A small hospital in Georgia turned over its management to a local car dealership eight years ago. Now it's on the edge of bankruptcy, the Atlanta Journal-Constitution has reported.
Jimmy Childre, the owner of the car dealership and until recently the CEO of Washington County Regional Medical Center, earned $480,000 a year in consulting fees after he took the post in 2008--triple to quadruple the pay of the previous CEOs. A recent audit said the pay was excessive, according to the Journal-Constitution. Another handful of consultants were paid about $2.2 million over the years.
The article noted that Washington County is a rural hospital, the type of acute care facility that has seen hard times in both Georgia and other parts of the country. In 2013, as many as a dozen rural hospitals across Georgia were at risk of closing. However, it appears none of the other facilities have had a management structure as unique as Washington County's.
Georgia Gov. Nathan Deal has made a number of proposals to resolve the rural healthcare crisis, including the creation of an holistic hub-and-spoke system to try and keep five of the most distressed facilities in business, and step-down hospitals that would be less expensive to operate, and even standalone emergency rooms.
Clinicians interviewed by the newspaper said the consultants cut clinical staff, leaving some remaining nurses to take care of as many as a dozen patients at a time.
"Local politics and good hospital governance do not mix," James Orlikoff, a healthcare governance expert told the Journal-Constitution. "The notion that a businessman or businesswoman, no matter how accomplished outside of healthcare, can come in and effectively run a hospital is nonsense.

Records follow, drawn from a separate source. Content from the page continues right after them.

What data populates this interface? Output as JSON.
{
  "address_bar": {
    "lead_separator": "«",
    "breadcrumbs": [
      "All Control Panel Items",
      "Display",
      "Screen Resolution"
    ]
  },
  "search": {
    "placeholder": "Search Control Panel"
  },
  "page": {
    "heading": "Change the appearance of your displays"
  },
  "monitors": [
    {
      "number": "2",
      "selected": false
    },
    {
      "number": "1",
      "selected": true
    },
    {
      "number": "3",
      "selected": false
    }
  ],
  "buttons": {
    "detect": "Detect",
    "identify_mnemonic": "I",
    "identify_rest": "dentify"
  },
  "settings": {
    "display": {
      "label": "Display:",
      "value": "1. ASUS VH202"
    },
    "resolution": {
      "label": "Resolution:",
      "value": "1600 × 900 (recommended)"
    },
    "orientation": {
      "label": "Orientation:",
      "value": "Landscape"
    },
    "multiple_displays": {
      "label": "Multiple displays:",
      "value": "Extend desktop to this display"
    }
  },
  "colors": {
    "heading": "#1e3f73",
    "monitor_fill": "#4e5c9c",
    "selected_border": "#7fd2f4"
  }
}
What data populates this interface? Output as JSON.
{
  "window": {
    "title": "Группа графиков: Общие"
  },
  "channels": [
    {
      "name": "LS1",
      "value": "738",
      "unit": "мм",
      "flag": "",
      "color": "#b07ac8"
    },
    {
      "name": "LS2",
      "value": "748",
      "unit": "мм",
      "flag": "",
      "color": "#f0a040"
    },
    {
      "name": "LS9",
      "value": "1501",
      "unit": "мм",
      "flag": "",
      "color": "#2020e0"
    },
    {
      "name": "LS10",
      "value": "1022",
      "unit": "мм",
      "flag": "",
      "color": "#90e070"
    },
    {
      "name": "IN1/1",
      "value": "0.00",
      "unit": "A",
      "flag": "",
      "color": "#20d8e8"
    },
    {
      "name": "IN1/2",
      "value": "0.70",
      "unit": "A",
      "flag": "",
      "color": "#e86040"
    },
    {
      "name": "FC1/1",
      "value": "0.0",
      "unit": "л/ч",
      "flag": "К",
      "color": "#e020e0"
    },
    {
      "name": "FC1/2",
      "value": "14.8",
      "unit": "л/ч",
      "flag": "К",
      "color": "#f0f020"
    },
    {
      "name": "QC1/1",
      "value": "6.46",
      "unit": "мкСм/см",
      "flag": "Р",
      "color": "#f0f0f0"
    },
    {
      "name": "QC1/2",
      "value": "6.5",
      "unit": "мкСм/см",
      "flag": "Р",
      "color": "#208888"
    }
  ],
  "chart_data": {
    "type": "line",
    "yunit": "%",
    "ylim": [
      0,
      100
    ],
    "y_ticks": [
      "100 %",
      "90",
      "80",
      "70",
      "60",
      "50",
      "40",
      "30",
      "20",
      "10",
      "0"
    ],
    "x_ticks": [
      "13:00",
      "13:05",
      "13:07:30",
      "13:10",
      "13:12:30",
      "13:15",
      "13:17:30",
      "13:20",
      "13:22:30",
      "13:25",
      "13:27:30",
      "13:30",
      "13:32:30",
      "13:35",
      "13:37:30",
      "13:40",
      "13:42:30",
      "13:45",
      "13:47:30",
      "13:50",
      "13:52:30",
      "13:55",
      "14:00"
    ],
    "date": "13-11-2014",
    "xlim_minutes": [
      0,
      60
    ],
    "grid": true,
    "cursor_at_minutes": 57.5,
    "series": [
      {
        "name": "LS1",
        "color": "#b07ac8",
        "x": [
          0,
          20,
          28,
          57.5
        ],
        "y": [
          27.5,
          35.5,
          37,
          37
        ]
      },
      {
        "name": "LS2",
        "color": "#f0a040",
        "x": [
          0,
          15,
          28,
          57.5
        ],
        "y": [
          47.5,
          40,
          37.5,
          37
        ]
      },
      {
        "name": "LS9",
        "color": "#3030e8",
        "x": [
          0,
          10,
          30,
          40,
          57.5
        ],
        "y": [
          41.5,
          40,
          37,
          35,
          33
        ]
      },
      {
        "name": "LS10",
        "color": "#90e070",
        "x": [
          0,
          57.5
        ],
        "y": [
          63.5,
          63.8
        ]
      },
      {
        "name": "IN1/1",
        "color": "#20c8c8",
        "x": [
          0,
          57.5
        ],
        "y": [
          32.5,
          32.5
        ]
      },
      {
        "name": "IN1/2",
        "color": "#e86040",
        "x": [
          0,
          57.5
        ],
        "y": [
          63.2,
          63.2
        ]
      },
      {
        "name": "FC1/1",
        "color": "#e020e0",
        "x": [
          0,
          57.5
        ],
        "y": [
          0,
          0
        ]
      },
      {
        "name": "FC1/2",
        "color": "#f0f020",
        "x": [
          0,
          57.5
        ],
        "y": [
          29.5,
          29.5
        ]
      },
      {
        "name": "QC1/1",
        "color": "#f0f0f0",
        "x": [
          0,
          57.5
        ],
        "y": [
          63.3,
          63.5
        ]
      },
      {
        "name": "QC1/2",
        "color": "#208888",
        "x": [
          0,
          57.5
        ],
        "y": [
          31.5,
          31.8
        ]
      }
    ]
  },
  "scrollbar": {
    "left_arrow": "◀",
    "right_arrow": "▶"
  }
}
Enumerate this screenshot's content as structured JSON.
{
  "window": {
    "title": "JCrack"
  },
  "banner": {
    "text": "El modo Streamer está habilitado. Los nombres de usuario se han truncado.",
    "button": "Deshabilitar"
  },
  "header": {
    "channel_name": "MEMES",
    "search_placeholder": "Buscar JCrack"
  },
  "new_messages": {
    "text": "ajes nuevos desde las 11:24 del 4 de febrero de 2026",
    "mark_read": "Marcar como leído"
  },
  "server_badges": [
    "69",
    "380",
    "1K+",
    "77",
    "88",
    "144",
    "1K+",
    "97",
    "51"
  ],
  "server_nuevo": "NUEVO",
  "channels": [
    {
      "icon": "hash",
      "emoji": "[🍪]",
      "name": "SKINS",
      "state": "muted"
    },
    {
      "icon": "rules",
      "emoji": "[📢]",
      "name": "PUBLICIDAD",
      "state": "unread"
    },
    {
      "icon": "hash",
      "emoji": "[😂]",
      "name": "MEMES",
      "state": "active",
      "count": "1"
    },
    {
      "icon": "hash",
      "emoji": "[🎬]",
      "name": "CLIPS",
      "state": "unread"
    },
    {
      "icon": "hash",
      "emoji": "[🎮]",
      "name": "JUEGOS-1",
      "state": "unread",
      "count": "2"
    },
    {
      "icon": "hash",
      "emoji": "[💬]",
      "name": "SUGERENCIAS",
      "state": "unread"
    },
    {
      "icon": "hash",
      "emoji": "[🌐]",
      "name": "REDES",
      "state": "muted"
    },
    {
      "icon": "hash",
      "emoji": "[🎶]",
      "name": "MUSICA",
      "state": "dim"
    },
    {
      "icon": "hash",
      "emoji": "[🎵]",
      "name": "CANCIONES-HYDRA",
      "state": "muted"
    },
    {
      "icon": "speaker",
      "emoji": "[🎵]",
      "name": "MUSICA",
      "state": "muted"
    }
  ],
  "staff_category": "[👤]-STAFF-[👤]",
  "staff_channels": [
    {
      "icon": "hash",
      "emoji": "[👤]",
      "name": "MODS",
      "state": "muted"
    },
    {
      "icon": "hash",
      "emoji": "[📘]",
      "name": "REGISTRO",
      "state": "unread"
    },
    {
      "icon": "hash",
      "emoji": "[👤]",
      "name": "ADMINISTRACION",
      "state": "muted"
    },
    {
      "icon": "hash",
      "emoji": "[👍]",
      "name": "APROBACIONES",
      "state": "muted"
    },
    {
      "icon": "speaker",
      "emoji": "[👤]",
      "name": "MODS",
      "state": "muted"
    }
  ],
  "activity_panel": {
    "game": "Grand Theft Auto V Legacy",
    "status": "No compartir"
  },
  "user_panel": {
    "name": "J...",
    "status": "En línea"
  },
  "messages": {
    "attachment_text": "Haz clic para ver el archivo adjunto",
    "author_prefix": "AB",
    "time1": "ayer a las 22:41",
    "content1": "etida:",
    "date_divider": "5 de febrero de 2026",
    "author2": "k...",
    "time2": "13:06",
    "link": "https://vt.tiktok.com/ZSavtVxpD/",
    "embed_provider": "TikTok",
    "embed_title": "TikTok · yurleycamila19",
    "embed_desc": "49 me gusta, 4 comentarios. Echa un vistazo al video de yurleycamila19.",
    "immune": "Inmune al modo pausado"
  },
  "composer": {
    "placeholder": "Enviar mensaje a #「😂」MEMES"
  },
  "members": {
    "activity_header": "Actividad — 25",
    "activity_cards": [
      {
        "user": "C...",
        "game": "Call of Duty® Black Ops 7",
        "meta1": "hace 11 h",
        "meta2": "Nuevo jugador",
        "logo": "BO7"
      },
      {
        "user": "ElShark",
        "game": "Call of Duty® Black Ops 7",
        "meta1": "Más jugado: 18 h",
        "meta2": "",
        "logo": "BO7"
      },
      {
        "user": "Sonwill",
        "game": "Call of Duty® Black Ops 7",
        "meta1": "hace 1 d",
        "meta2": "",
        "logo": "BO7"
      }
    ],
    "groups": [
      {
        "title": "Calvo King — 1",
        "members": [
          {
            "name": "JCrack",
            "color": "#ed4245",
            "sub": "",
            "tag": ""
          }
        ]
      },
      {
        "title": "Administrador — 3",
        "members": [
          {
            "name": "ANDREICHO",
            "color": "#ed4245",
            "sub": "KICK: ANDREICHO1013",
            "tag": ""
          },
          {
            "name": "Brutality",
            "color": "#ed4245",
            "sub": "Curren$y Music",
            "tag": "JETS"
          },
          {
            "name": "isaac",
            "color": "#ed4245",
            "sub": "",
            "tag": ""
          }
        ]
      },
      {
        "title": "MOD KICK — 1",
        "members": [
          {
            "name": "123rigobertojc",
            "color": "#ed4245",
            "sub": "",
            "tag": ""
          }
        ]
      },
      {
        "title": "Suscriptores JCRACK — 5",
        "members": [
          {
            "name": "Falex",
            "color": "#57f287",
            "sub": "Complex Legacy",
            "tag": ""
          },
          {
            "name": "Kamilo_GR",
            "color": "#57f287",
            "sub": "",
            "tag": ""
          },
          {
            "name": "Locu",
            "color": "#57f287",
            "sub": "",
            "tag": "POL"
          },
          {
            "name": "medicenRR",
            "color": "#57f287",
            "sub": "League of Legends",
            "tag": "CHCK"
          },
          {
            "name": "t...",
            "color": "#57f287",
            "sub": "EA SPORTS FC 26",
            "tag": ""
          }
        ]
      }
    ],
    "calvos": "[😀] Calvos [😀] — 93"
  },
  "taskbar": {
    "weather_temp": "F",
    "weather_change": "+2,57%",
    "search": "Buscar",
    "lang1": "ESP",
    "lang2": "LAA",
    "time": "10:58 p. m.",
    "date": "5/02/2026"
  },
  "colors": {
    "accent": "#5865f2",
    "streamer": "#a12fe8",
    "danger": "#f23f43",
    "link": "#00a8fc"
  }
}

I have seen it done, and in the vast majority of situations, it results in a failure."
To learn more:
- read the Journal-Constitution article